**What you should do**
From the entries, return every line where the string "title" shows up.

[Records from a data source]

_ _ _ _ _

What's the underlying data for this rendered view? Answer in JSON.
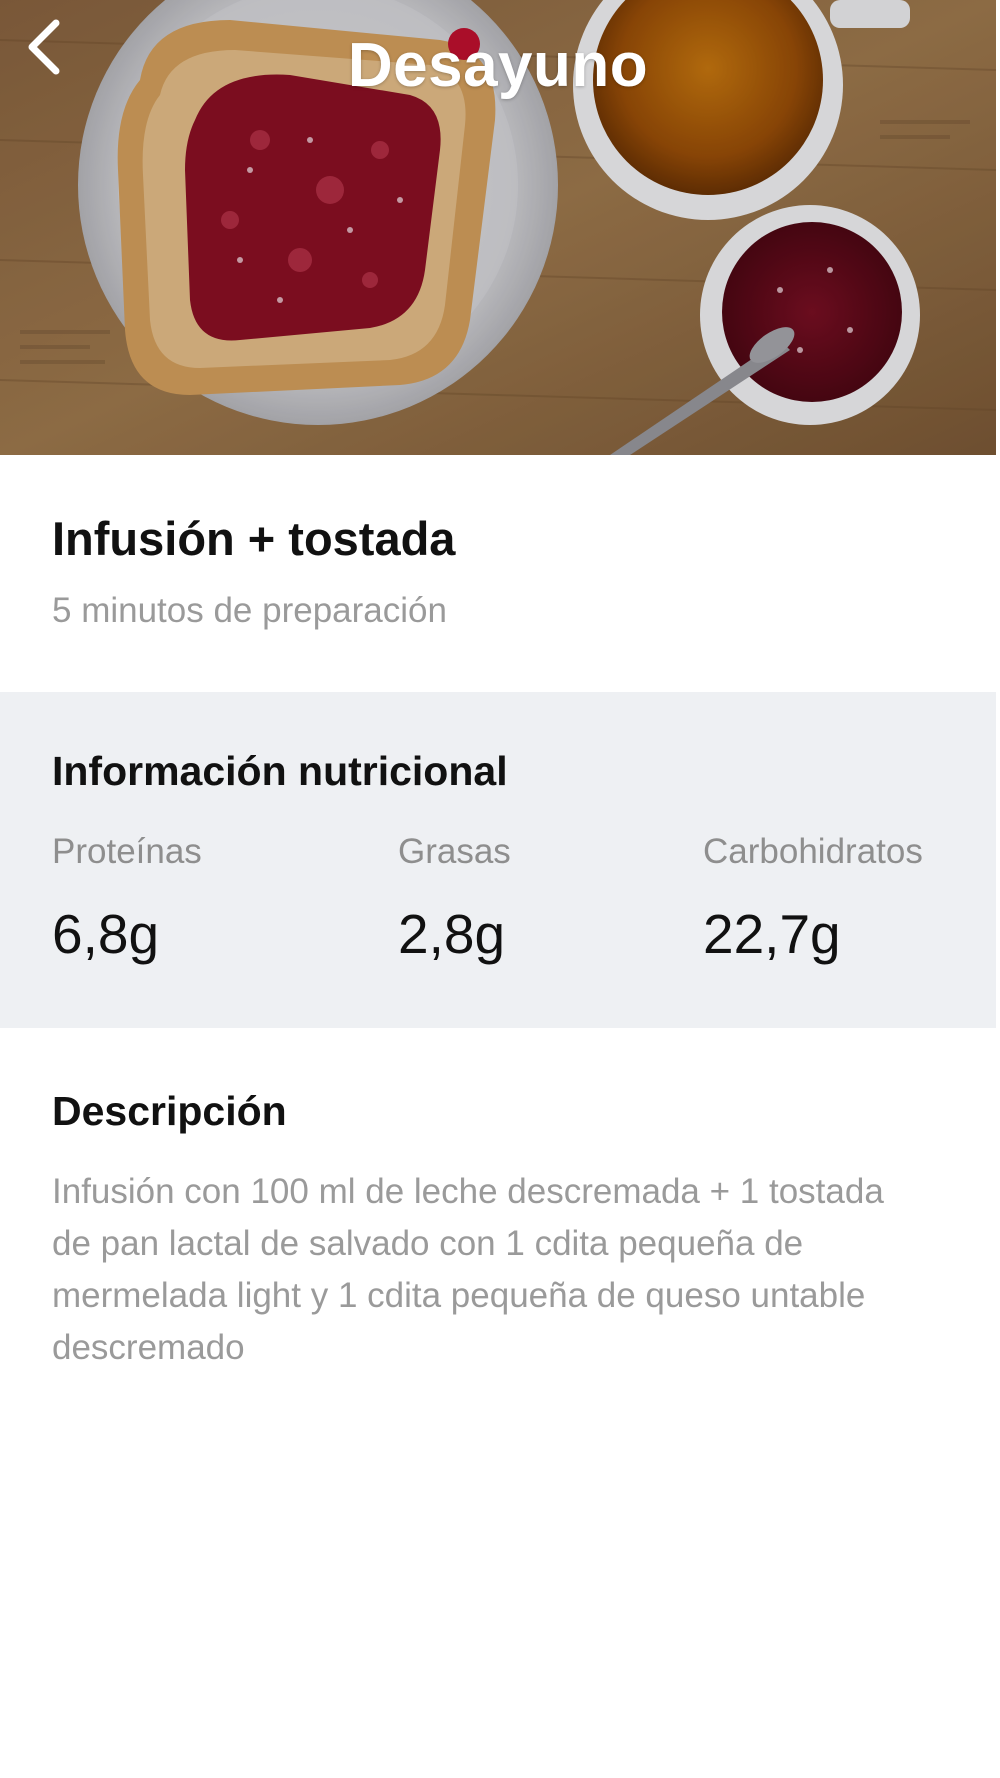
{
  "hero": {
    "title": "Desayuno",
    "back_icon": "chevron-left-icon",
    "image_subject": "toast with jam, tea cup and jam bowl"
  },
  "recipe": {
    "title": "Infusión + tostada",
    "prep_time": "5 minutos de preparación"
  },
  "nutrition": {
    "heading": "Información nutricional",
    "items": [
      {
        "label": "Proteínas",
        "value": "6,8g"
      },
      {
        "label": "Grasas",
        "value": "2,8g"
      },
      {
        "label": "Carbohidratos",
        "value": "22,7g"
      }
    ]
  },
  "description": {
    "heading": "Descripción",
    "text": "Infusión con 100 ml de leche descremada + 1 tostada de pan lactal de salvado con 1 cdita pequeña de mermelada light y 1 cdita pequeña de queso untable descremado"
  },
  "colors": {
    "nutrition_bg": "#eef0f3",
    "primary_text": "#111111",
    "secondary_text": "#9a9a9a"
  }
}
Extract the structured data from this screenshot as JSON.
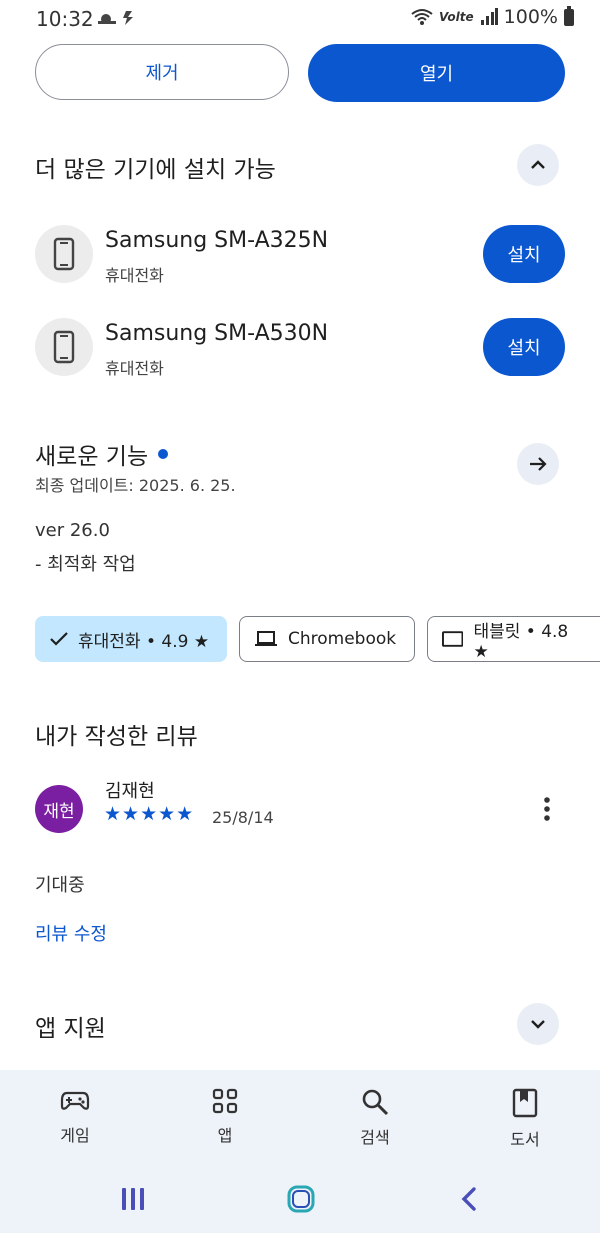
{
  "status_bar": {
    "time": "10:32",
    "battery": "100%",
    "network": "Volte"
  },
  "actions": {
    "remove_label": "제거",
    "open_label": "열기"
  },
  "devices_section": {
    "title": "더 많은 기기에 설치 가능",
    "devices": [
      {
        "name": "Samsung SM-A325N",
        "type": "휴대전화",
        "install_label": "설치"
      },
      {
        "name": "Samsung SM-A530N",
        "type": "휴대전화",
        "install_label": "설치"
      }
    ]
  },
  "whats_new": {
    "title": "새로운 기능",
    "updated": "최종 업데이트: 2025. 6. 25.",
    "version": "ver 26.0",
    "note": "- 최적화 작업"
  },
  "device_chips": [
    {
      "label": "휴대전화 • 4.9 ★",
      "selected": true
    },
    {
      "label": "Chromebook",
      "selected": false
    },
    {
      "label": "태블릿 • 4.8 ★",
      "selected": false
    }
  ],
  "my_review": {
    "title": "내가 작성한 리뷰",
    "avatar_text": "재현",
    "author": "김재현",
    "stars": "★★★★★",
    "rating": 5,
    "date": "25/8/14",
    "body": "기대중",
    "edit_label": "리뷰 수정"
  },
  "app_support": {
    "title": "앱 지원"
  },
  "bottom_nav": [
    {
      "label": "게임",
      "icon": "gamepad-icon"
    },
    {
      "label": "앱",
      "icon": "apps-grid-icon"
    },
    {
      "label": "검색",
      "icon": "search-icon"
    },
    {
      "label": "도서",
      "icon": "book-icon"
    }
  ],
  "colors": {
    "accent": "#0b57d0",
    "chip_selected": "#c2e7ff",
    "avatar": "#7b1fa2",
    "nav_background": "#eef2f9"
  }
}
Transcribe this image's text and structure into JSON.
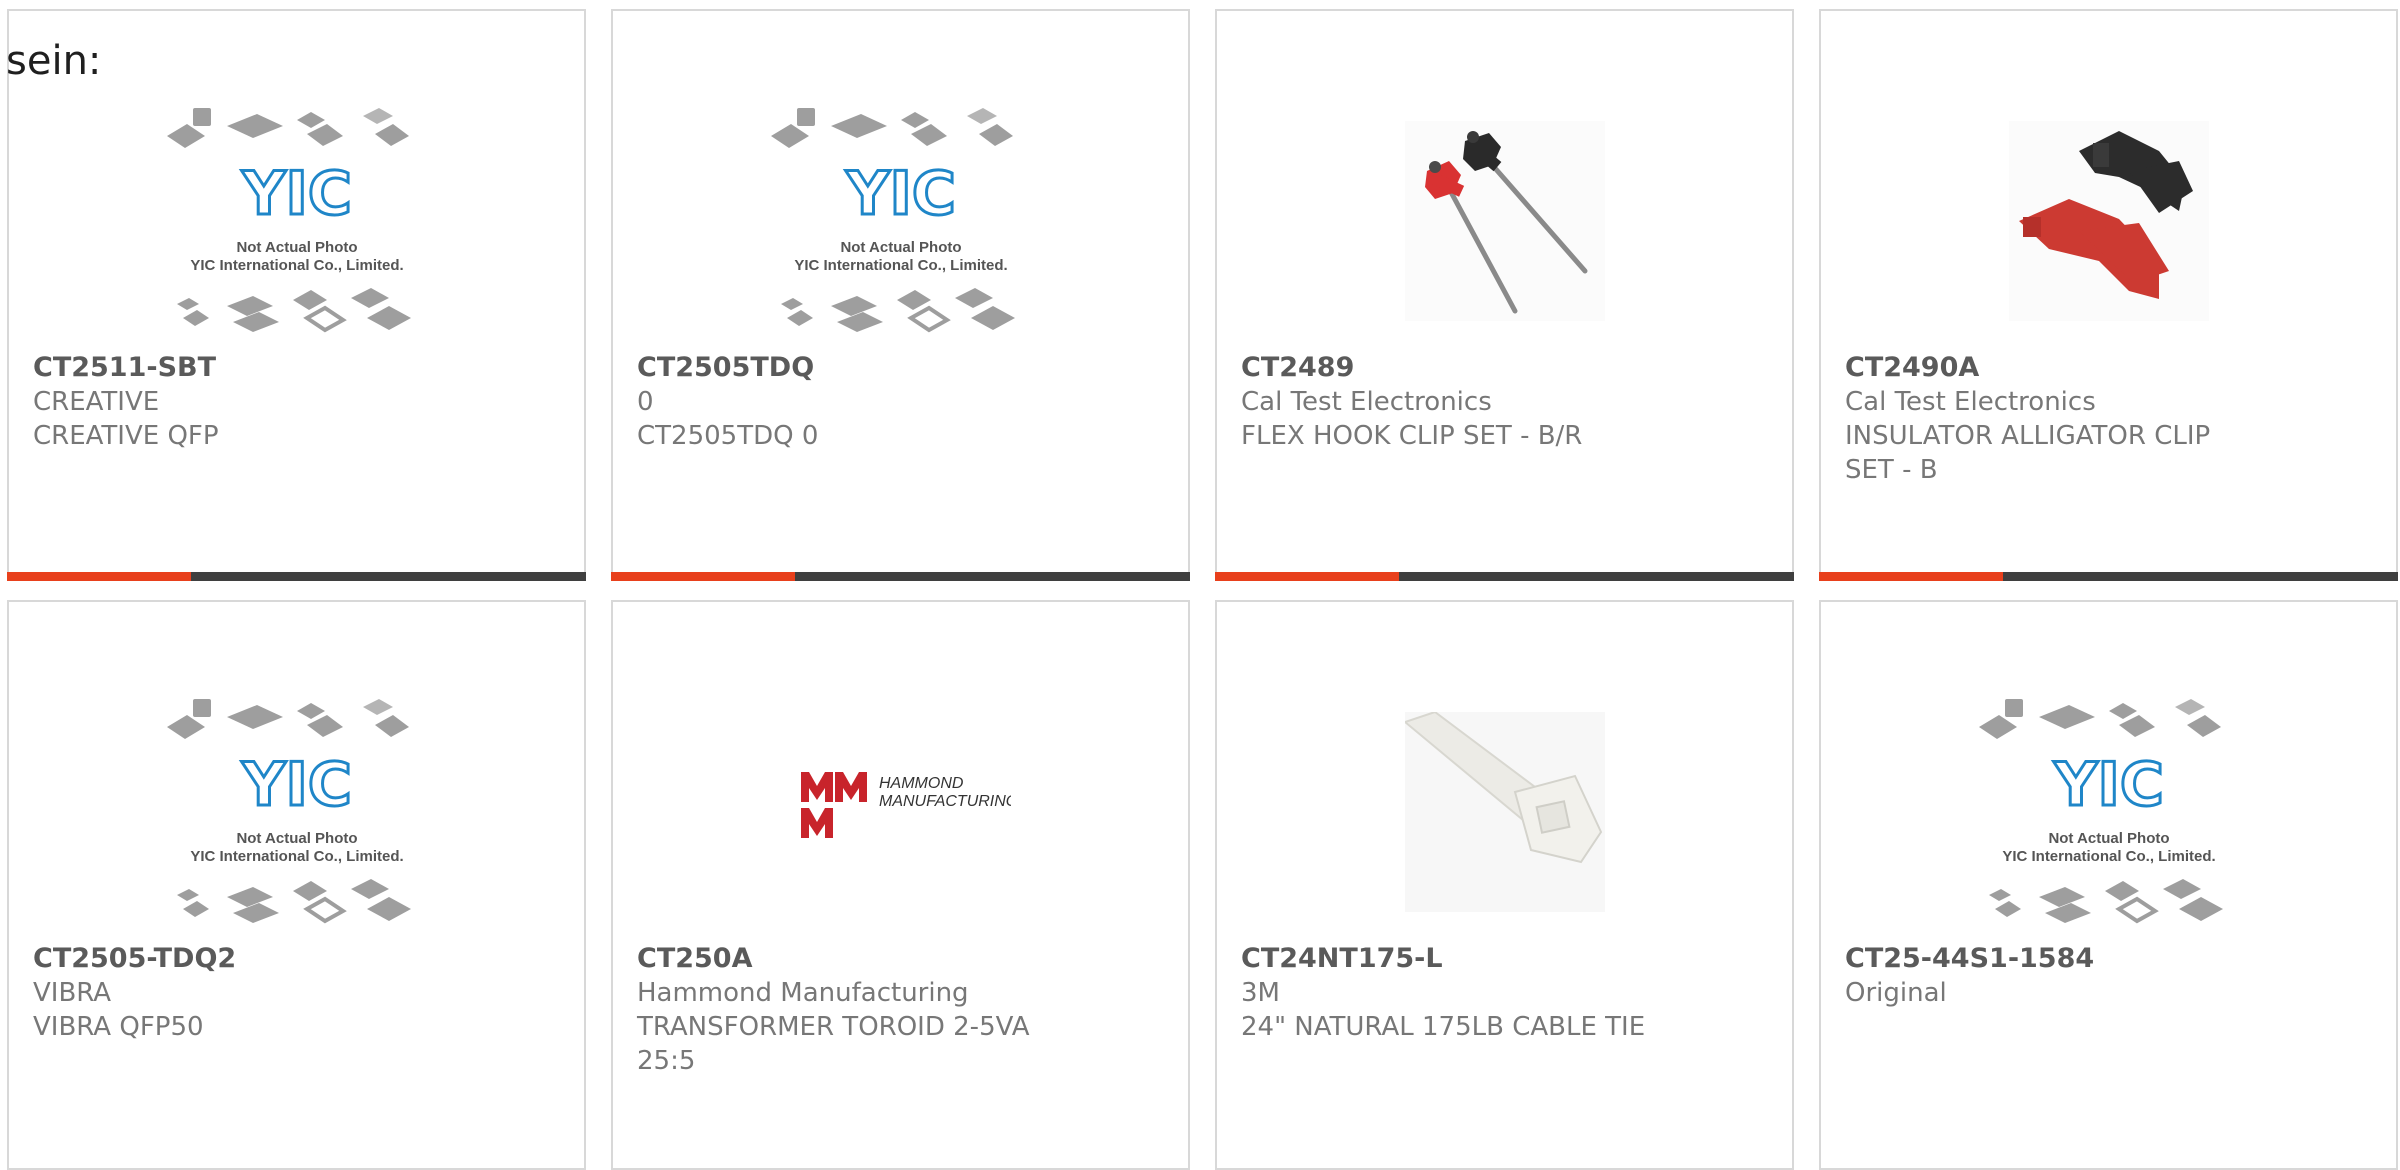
{
  "page": {
    "label": "sein:"
  },
  "placeholder": {
    "line1": "Not Actual Photo",
    "line2": "YIC International Co., Limited.",
    "logo": "YIC"
  },
  "hammond_logo": {
    "line1": "HAMMOND",
    "line2": "MANUFACTURING."
  },
  "products": [
    {
      "part": "CT2511-SBT",
      "maker": "CREATIVE",
      "desc": "CREATIVE QFP",
      "image": "yic-placeholder"
    },
    {
      "part": "CT2505TDQ",
      "maker": "0",
      "desc": "CT2505TDQ 0",
      "image": "yic-placeholder"
    },
    {
      "part": "CT2489",
      "maker": "Cal Test Electronics",
      "desc": "FLEX HOOK CLIP SET - B/R",
      "image": "hook-clips-photo"
    },
    {
      "part": "CT2490A",
      "maker": "Cal Test Electronics",
      "desc": "INSULATOR ALLIGATOR CLIP SET - B",
      "image": "alligator-clips-photo"
    },
    {
      "part": "CT2505-TDQ2",
      "maker": "VIBRA",
      "desc": "VIBRA QFP50",
      "image": "yic-placeholder"
    },
    {
      "part": "CT250A",
      "maker": "Hammond Manufacturing",
      "desc": "TRANSFORMER TOROID 2-5VA 25:5",
      "image": "hammond-logo"
    },
    {
      "part": "CT24NT175-L",
      "maker": "3M",
      "desc": "24\" NATURAL 175LB CABLE TIE",
      "image": "cable-tie-photo"
    },
    {
      "part": "CT25-44S1-1584",
      "maker": "Original",
      "desc": "",
      "image": "yic-placeholder"
    }
  ],
  "colors": {
    "accent": "#e8401c",
    "bar": "#3f3f3f",
    "yic_blue": "#1f86c8",
    "hammond_red": "#c8242b"
  }
}
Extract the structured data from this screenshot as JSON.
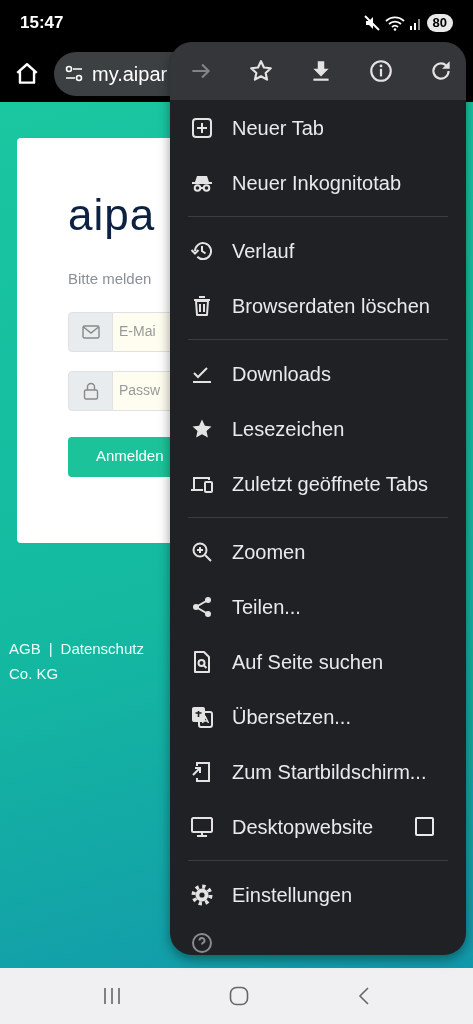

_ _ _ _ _

**Problem solution**
    "title": "Desayuno",
    "title": "Infusión + tostada",
    "title": "더 많은 기기에 설치 가능",
    "title": "새로운 기능",
    "title": "내가 작성한 리뷰",
    "title": "앱 지원"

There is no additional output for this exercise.